Scan the data for "this" and copy each matching line.
Start of Dataset records
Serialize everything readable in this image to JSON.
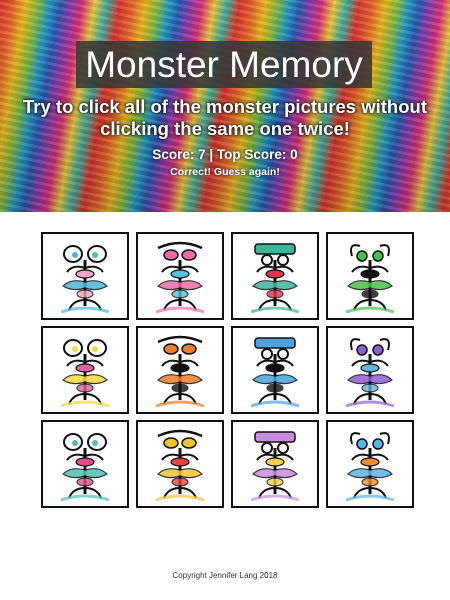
{
  "header": {
    "title": "Monster Memory",
    "instructions": "Try to click all of the monster pictures without clicking the same one twice!",
    "score_label": "Score: ",
    "score": "7",
    "separator": " | ",
    "top_score_label": "Top Score: ",
    "top_score": "0",
    "status_message": "Correct! Guess again!"
  },
  "cards": [
    {
      "name": "monster-card-1",
      "accent": "#4bb8d8",
      "accent2": "#f3a6c8"
    },
    {
      "name": "monster-card-2",
      "accent": "#ef6aa6",
      "accent2": "#56c2d8"
    },
    {
      "name": "monster-card-3",
      "accent": "#3fb49a",
      "accent2": "#e0334c"
    },
    {
      "name": "monster-card-4",
      "accent": "#45c24a",
      "accent2": "#111111"
    },
    {
      "name": "monster-card-5",
      "accent": "#f4d83a",
      "accent2": "#e05fa0"
    },
    {
      "name": "monster-card-6",
      "accent": "#f27b2a",
      "accent2": "#111111"
    },
    {
      "name": "monster-card-7",
      "accent": "#4aa3df",
      "accent2": "#111111"
    },
    {
      "name": "monster-card-8",
      "accent": "#8d5fd1",
      "accent2": "#5fb7e0"
    },
    {
      "name": "monster-card-9",
      "accent": "#4fc0b0",
      "accent2": "#e84a8a"
    },
    {
      "name": "monster-card-10",
      "accent": "#f0c531",
      "accent2": "#e8453c"
    },
    {
      "name": "monster-card-11",
      "accent": "#c98be0",
      "accent2": "#f5d14a"
    },
    {
      "name": "monster-card-12",
      "accent": "#5ab6e6",
      "accent2": "#f08b2e"
    }
  ],
  "footer": {
    "copyright": "Copyright Jennifer Lang 2018"
  }
}
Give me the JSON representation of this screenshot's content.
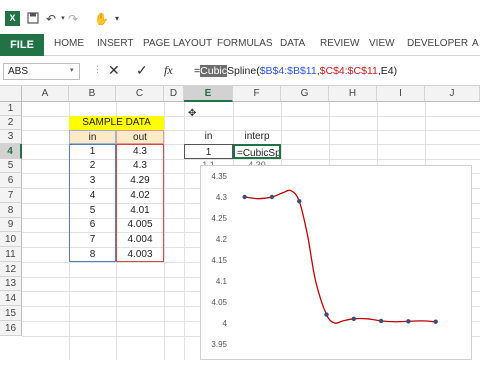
{
  "title_bar": {
    "app_icon": "excel-icon",
    "quick_access": [
      "save-icon",
      "undo-icon",
      "redo-icon",
      "customize-icon",
      "touch-mode-icon",
      "dropdown-icon"
    ]
  },
  "ribbon": {
    "file_label": "FILE",
    "tabs": [
      "HOME",
      "INSERT",
      "PAGE LAYOUT",
      "FORMULAS",
      "DATA",
      "REVIEW",
      "VIEW",
      "DEVELOPER",
      "A"
    ]
  },
  "formula_bar": {
    "name_box": "ABS",
    "fx": "fx",
    "formula_prefix": "=",
    "formula_selected": "Cubic",
    "formula_fn_rest": "Spline(",
    "formula_arg1": "$B$4:$B$11",
    "formula_comma1": ",",
    "formula_arg2": "$C$4:$C$11",
    "formula_comma2": ",",
    "formula_arg3": "E4",
    "formula_close": ")"
  },
  "grid": {
    "columns": [
      "A",
      "B",
      "C",
      "D",
      "E",
      "F",
      "G",
      "H",
      "I",
      "J"
    ],
    "rows": [
      "1",
      "2",
      "3",
      "4",
      "5",
      "6",
      "7",
      "8",
      "9",
      "10",
      "11",
      "12",
      "13",
      "14",
      "15",
      "16"
    ],
    "active_column": "E",
    "active_row": "4"
  },
  "sample_data": {
    "title": "SAMPLE DATA",
    "header_in": "in",
    "header_out": "out",
    "in_values": [
      "1",
      "2",
      "3",
      "4",
      "5",
      "6",
      "7",
      "8"
    ],
    "out_values": [
      "4.3",
      "4.3",
      "4.29",
      "4.02",
      "4.01",
      "4.005",
      "4.004",
      "4.003"
    ]
  },
  "interp": {
    "header_in": "in",
    "header_interp": "interp",
    "e4": "1",
    "f4": "=CubicSpli",
    "e5": "1.1",
    "f5": "4.30"
  },
  "colors": {
    "accent": "#217346",
    "sample_title_bg": "#ffff00",
    "header_bg": "#fdebc8",
    "curve": "#c00000",
    "marker": "#3a4f7a"
  },
  "chart_data": {
    "type": "scatter",
    "title": "",
    "xlabel": "",
    "ylabel": "",
    "ylim": [
      3.95,
      4.35
    ],
    "yticks": [
      "4.35",
      "4.3",
      "4.25",
      "4.2",
      "4.15",
      "4.1",
      "4.05",
      "4",
      "3.95"
    ],
    "xlim": [
      0.5,
      9.0
    ],
    "series": [
      {
        "type": "markers",
        "x": [
          1,
          2,
          3,
          4,
          5,
          6,
          7,
          8
        ],
        "y": [
          4.3,
          4.3,
          4.29,
          4.02,
          4.01,
          4.005,
          4.004,
          4.003
        ]
      },
      {
        "type": "spline",
        "x": [
          1,
          1.5,
          2,
          2.4,
          2.7,
          3,
          3.3,
          3.6,
          4,
          4.3,
          4.6,
          5,
          5.5,
          6,
          6.5,
          7,
          7.5,
          8
        ],
        "y": [
          4.3,
          4.296,
          4.3,
          4.31,
          4.315,
          4.29,
          4.21,
          4.1,
          4.02,
          4.0,
          4.005,
          4.01,
          4.01,
          4.005,
          4.003,
          4.004,
          4.005,
          4.003
        ]
      }
    ]
  }
}
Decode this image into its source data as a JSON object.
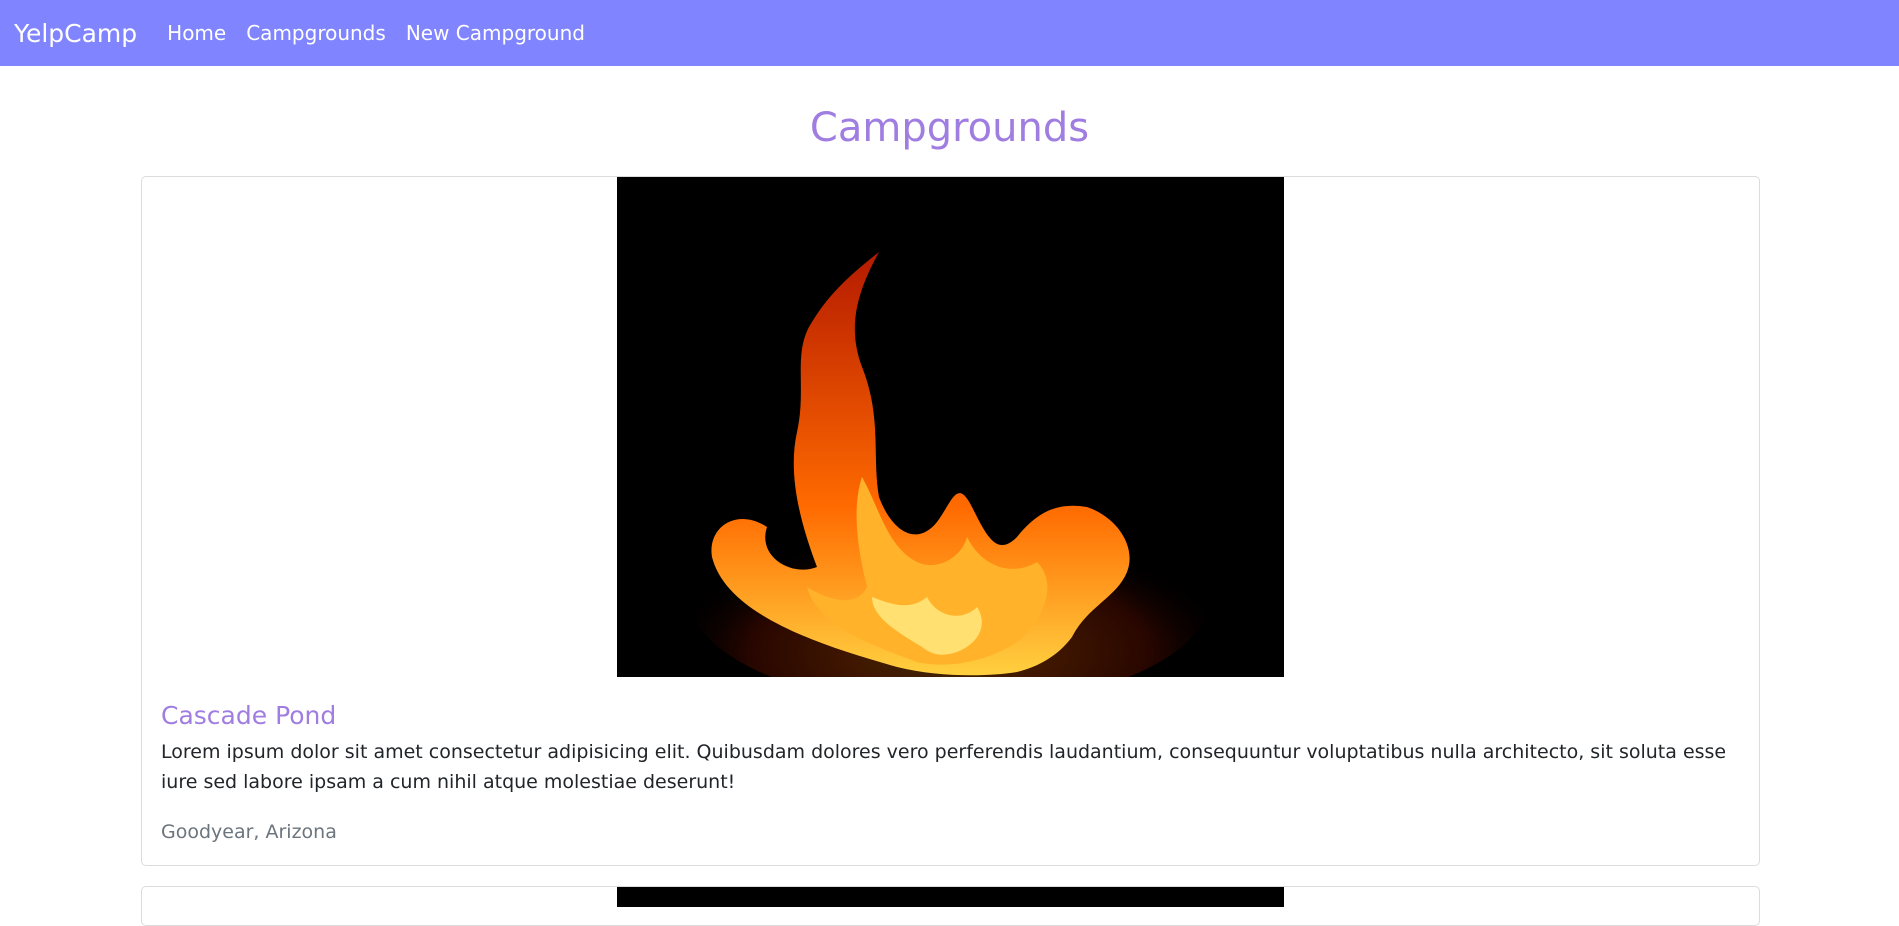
{
  "navbar": {
    "brand": "YelpCamp",
    "links": [
      "Home",
      "Campgrounds",
      "New Campground"
    ],
    "background": "#8085ff"
  },
  "page": {
    "title": "Campgrounds"
  },
  "campgrounds": [
    {
      "title": "Cascade Pond",
      "description": "Lorem ipsum dolor sit amet consectetur adipisicing elit. Quibusdam dolores vero perferendis laudantium, consequuntur voluptatibus nulla architecto, sit soluta esse iure sed labore ipsam a cum nihil atque molestiae deserunt!",
      "location": "Goodyear, Arizona"
    }
  ],
  "colors": {
    "accent": "#a07de0",
    "text": "#212529",
    "muted": "#6c757d"
  }
}
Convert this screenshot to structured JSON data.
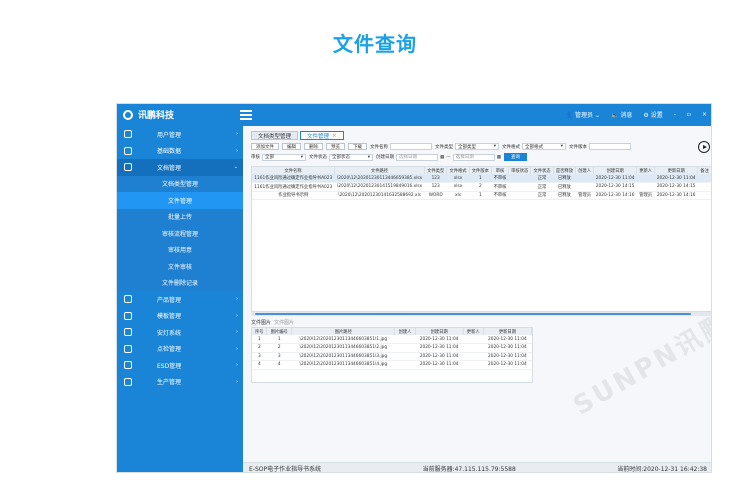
{
  "page_title": "文件查询",
  "app": {
    "brand": "讯鹏科技",
    "topbar": {
      "admin": "管理员",
      "messages": "消息",
      "settings": "设置",
      "minimize": "-",
      "maximize": "▫",
      "close": "×"
    }
  },
  "sidebar": {
    "items": [
      {
        "label": "用户管理",
        "icon": "users-icon"
      },
      {
        "label": "基础数据",
        "icon": "monitor-icon"
      },
      {
        "label": "文档管理",
        "icon": "folder-icon",
        "active": true
      },
      {
        "label": "产品管理",
        "icon": "box-icon"
      },
      {
        "label": "模板管理",
        "icon": "template-icon"
      },
      {
        "label": "安灯系统",
        "icon": "bell-icon"
      },
      {
        "label": "点检管理",
        "icon": "checklist-icon"
      },
      {
        "label": "ESD管理",
        "icon": "esd-icon"
      },
      {
        "label": "生产管理",
        "icon": "layers-icon"
      }
    ],
    "doc_subitems": [
      "文档类型管理",
      "文件管理",
      "批量上传",
      "审核流程管理",
      "审核用意",
      "文件审核",
      "文件删除记录"
    ]
  },
  "tabs": [
    {
      "label": "文档类型管理"
    },
    {
      "label": "文件管理",
      "active": true
    }
  ],
  "toolbar": {
    "buttons": [
      "添加文件",
      "编辑",
      "删除",
      "预览",
      "下载"
    ],
    "file_name_label": "文件名称",
    "file_type_label": "文件类型",
    "file_type_value": "全部类型",
    "file_format_label": "文件格式",
    "file_format_value": "全部格式",
    "file_version_label": "文件版本",
    "audit_label": "审核",
    "audit_value": "全部",
    "file_status_label": "文件状态",
    "file_status_value": "全部状态",
    "created_label": "创建日期",
    "date_placeholder": "选择日期",
    "range_sep": "—",
    "query": "查询"
  },
  "table1": {
    "headers": [
      "文件名称",
      "文件路径",
      "文件类型",
      "文件格式",
      "文件版本",
      "审核",
      "审核状态",
      "文件状态",
      "是否释放",
      "创建人",
      "创建日期",
      "更新人",
      "更新日期",
      "备注"
    ],
    "rows": [
      [
        "1161作业风险通过确定作业指导书A023",
        "\\2020\\12\\20201230113446659385.xlsx",
        "123",
        "xlsx",
        "1",
        "不审核",
        "",
        "正常",
        "已释放",
        "",
        "2020-12-30 11:04",
        "",
        "2020-12-30 11:04",
        ""
      ],
      [
        "1161作业风险通过确定作业指导书A023",
        "\\2020\\12\\20201230141519849016.xlsx",
        "123",
        "xlsx",
        "2",
        "不审核",
        "",
        "正常",
        "已释放",
        "",
        "2020-12-30 14:15",
        "",
        "2020-12-30 14:15",
        ""
      ],
      [
        "作业指导书示例",
        "\\2020\\12\\20201230141632588692.xls",
        "WORD",
        "xls",
        "1",
        "不审核",
        "",
        "正常",
        "已释放",
        "管理员",
        "2020-12-30 14:16",
        "管理员",
        "2020-12-30 14:16",
        ""
      ]
    ]
  },
  "table2": {
    "title": "文件图片",
    "title_muted": "文件图片",
    "headers": [
      "序号",
      "图片编号",
      "图片路径",
      "创建人",
      "创建日期",
      "更新人",
      "更新日期"
    ],
    "rows": [
      [
        "1",
        "1",
        "\\2020\\12\\20201230113446603851\\1.jpg",
        "",
        "2020-12-30 11:04",
        "",
        "2020-12-30 11:04"
      ],
      [
        "2",
        "2",
        "\\2020\\12\\20201230113446603851\\2.jpg",
        "",
        "2020-12-30 11:04",
        "",
        "2020-12-30 11:04"
      ],
      [
        "3",
        "3",
        "\\2020\\12\\20201230113446603851\\3.jpg",
        "",
        "2020-12-30 11:04",
        "",
        "2020-12-30 11:04"
      ],
      [
        "4",
        "4",
        "\\2020\\12\\20201230113446603851\\4.jpg",
        "",
        "2020-12-30 11:04",
        "",
        "2020-12-30 11:04"
      ]
    ]
  },
  "status": {
    "system": "E-SOP电子作业指导书系统",
    "server": "当前服务器:47.115.115.79:5588",
    "time": "当前时间:2020-12-31 16:42:38"
  },
  "watermark": "SUNPN讯鹏"
}
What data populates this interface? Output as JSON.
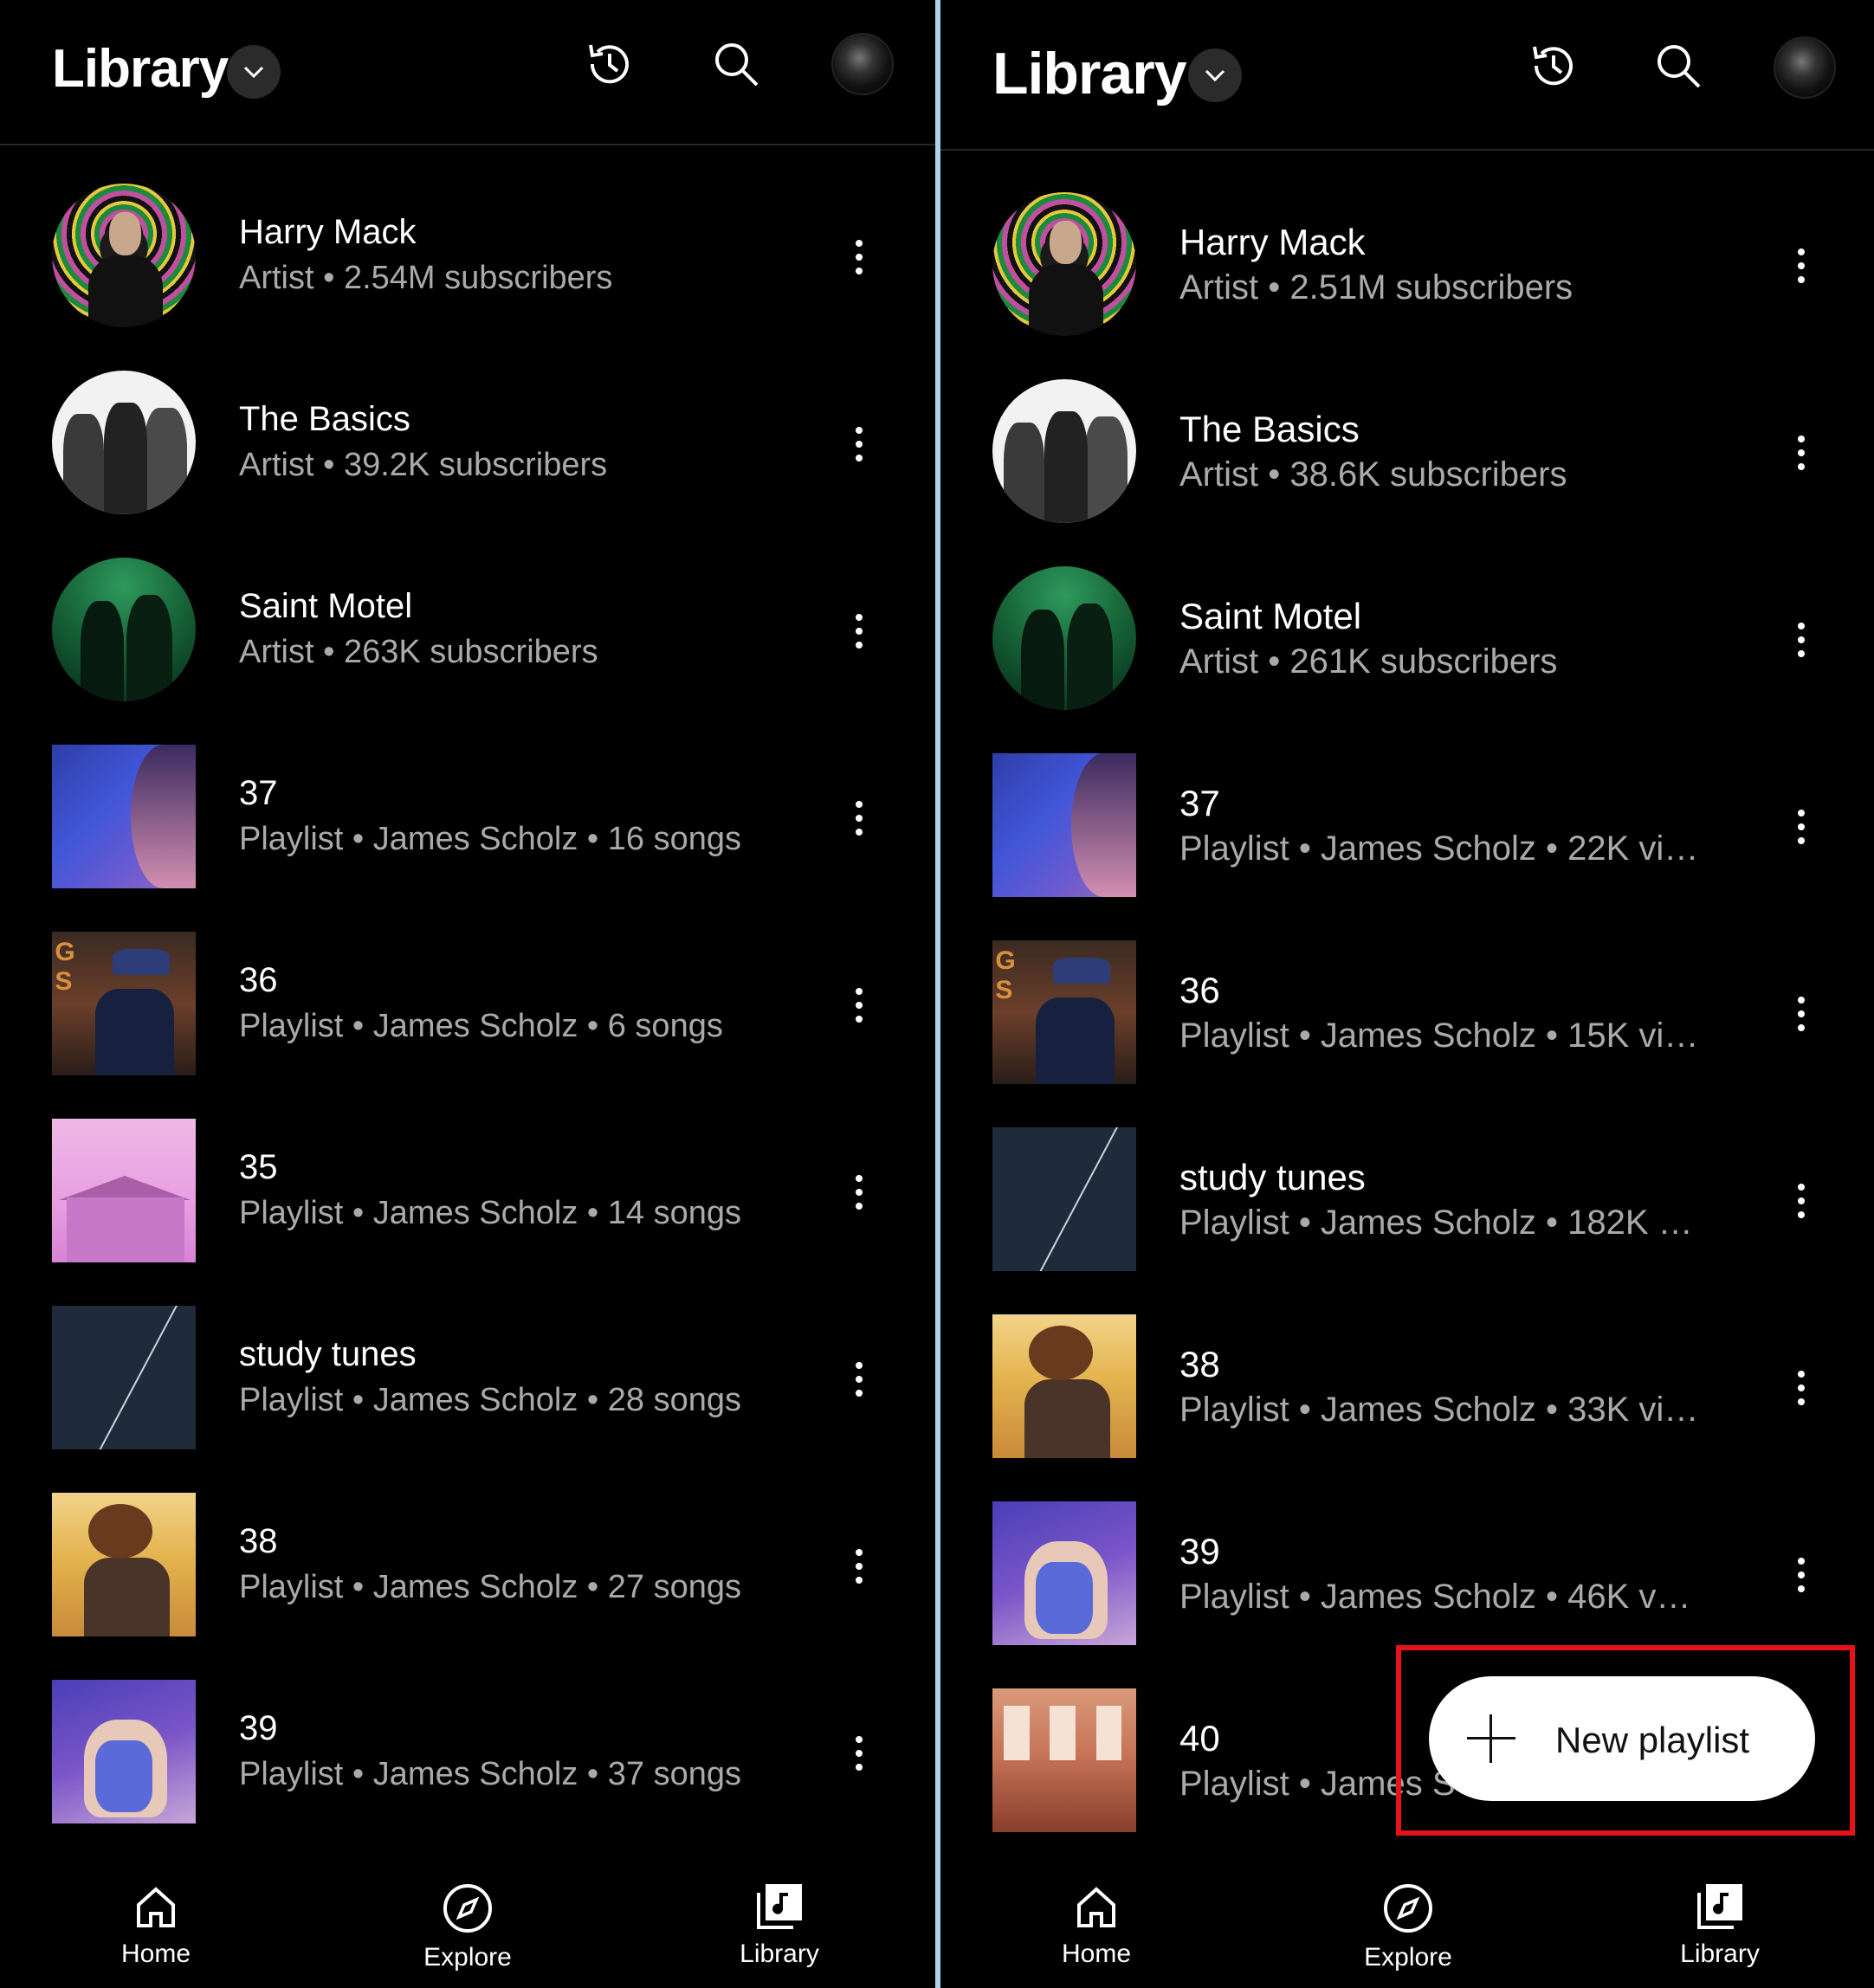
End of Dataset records
▶ **Written answer**
Serialize everything readable in this image to JSON.
Give me the JSON representation of this screenshot's content.
Decode this image into its source data as a JSON object.
Convert this screenshot to structured JSON data.
What data populates this interface? Output as JSON.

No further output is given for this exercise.